● **Exercise goal**
Write down each of the records again, exactly and in full.

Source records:
****************

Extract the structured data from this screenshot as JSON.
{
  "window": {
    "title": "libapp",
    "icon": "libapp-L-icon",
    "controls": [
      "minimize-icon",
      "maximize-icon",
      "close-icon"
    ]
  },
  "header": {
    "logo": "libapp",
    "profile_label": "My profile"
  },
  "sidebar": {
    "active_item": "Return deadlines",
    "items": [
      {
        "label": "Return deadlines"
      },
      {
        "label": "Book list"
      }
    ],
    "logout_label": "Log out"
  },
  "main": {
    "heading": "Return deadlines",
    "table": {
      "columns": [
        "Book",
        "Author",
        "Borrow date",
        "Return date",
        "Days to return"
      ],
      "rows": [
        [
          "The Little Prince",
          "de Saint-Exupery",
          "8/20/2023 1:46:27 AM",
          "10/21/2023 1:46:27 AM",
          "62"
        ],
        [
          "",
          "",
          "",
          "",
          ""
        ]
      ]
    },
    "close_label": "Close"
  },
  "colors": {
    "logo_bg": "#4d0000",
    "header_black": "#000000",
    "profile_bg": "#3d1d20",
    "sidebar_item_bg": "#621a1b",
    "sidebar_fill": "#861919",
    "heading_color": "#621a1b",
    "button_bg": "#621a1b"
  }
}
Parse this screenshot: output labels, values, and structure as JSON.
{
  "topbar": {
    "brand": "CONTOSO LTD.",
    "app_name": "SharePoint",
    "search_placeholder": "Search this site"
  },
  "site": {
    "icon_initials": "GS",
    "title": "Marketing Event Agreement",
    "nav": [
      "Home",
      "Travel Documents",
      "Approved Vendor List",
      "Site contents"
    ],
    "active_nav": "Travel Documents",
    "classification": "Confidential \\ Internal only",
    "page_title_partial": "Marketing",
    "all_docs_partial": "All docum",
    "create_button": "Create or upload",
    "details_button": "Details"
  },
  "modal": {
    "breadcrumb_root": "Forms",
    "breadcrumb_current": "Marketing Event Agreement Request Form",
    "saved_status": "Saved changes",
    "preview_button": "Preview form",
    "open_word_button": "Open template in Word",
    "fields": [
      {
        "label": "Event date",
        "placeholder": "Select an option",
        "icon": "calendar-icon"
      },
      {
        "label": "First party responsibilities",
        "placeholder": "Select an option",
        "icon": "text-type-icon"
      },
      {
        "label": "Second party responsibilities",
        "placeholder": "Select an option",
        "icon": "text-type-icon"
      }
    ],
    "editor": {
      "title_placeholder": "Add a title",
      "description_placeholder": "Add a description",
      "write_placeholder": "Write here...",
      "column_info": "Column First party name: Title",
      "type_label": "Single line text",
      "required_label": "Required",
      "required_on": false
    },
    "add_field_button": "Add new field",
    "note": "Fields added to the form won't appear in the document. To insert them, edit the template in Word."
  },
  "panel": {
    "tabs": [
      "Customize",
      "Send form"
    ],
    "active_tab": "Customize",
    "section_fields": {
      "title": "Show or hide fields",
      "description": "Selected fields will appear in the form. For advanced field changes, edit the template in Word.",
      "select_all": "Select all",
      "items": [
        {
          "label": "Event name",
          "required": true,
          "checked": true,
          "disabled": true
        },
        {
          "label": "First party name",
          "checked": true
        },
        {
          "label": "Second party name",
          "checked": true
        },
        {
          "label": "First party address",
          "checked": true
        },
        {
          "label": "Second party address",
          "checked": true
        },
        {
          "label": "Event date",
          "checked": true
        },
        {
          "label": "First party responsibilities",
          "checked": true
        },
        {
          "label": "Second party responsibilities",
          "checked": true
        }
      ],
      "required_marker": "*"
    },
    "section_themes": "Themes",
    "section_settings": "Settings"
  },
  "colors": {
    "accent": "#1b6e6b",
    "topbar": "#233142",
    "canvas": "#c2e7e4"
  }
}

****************

● **Completed task**
Extract the structured data from this screenshot as JSON.
{
  "window": {
    "title": "libapp",
    "icon": "libapp-L-icon",
    "controls": [
      "minimize-icon",
      "maximize-icon",
      "close-icon"
    ]
  },
  "header": {
    "logo": "libapp",
    "profile_label": "My profile"
  },
  "sidebar": {
    "active_item": "Return deadlines",
    "items": [
      {
        "label": "Return deadlines"
      },
      {
        "label": "Book list"
      }
    ],
    "logout_label": "Log out"
  },
  "main": {
    "heading": "Return deadlines",
    "table": {
      "columns": [
        "Book",
        "Author",
        "Borrow date",
        "Return date",
        "Days to return"
      ],
      "rows": [
        [
          "The Little Prince",
          "de Saint-Exupery",
          "8/20/2023 1:46:27 AM",
          "10/21/2023 1:46:27 AM",
          "62"
        ],
        [
          "",
          "",
          "",
          "",
          ""
        ]
      ]
    },
    "close_label": "Close"
  },
  "colors": {
    "logo_bg": "#4d0000",
    "header_black": "#000000",
    "profile_bg": "#3d1d20",
    "sidebar_item_bg": "#621a1b",
    "sidebar_fill": "#861919",
    "heading_color": "#621a1b",
    "button_bg": "#621a1b"
  }
}
Parse this screenshot: output labels, values, and structure as JSON.
{
  "topbar": {
    "brand": "CONTOSO LTD.",
    "app_name": "SharePoint",
    "search_placeholder": "Search this site"
  },
  "site": {
    "icon_initials": "GS",
    "title": "Marketing Event Agreement",
    "nav": [
      "Home",
      "Travel Documents",
      "Approved Vendor List",
      "Site contents"
    ],
    "active_nav": "Travel Documents",
    "classification": "Confidential \\ Internal only",
    "page_title_partial": "Marketing",
    "all_docs_partial": "All docum",
    "create_button": "Create or upload",
    "details_button": "Details"
  },
  "modal": {
    "breadcrumb_root": "Forms",
    "breadcrumb_current": "Marketing Event Agreement Request Form",
    "saved_status": "Saved changes",
    "preview_button": "Preview form",
    "open_word_button": "Open template in Word",
    "fields": [
      {
        "label": "Event date",
        "placeholder": "Select an option",
        "icon": "calendar-icon"
      },
      {
        "label": "First party responsibilities",
        "placeholder": "Select an option",
        "icon": "text-type-icon"
      },
      {
        "label": "Second party responsibilities",
        "placeholder": "Select an option",
        "icon": "text-type-icon"
      }
    ],
    "editor": {
      "title_placeholder": "Add a title",
      "description_placeholder": "Add a description",
      "write_placeholder": "Write here...",
      "column_info": "Column First party name: Title",
      "type_label": "Single line text",
      "required_label": "Required",
      "required_on": false
    },
    "add_field_button": "Add new field",
    "note": "Fields added to the form won't appear in the document. To insert them, edit the template in Word."
  },
  "panel": {
    "tabs": [
      "Customize",
      "Send form"
    ],
    "active_tab": "Customize",
    "section_fields": {
      "title": "Show or hide fields",
      "description": "Selected fields will appear in the form. For advanced field changes, edit the template in Word.",
      "select_all": "Select all",
      "items": [
        {
          "label": "Event name",
          "required": true,
          "checked": true,
          "disabled": true
        },
        {
          "label": "First party name",
          "checked": true
        },
        {
          "label": "Second party name",
          "checked": true
        },
        {
          "label": "First party address",
          "checked": true
        },
        {
          "label": "Second party address",
          "checked": true
        },
        {
          "label": "Event date",
          "checked": true
        },
        {
          "label": "First party responsibilities",
          "checked": true
        },
        {
          "label": "Second party responsibilities",
          "checked": true
        }
      ],
      "required_marker": "*"
    },
    "section_themes": "Themes",
    "section_settings": "Settings"
  },
  "colors": {
    "accent": "#1b6e6b",
    "topbar": "#233142",
    "canvas": "#c2e7e4"
  }
}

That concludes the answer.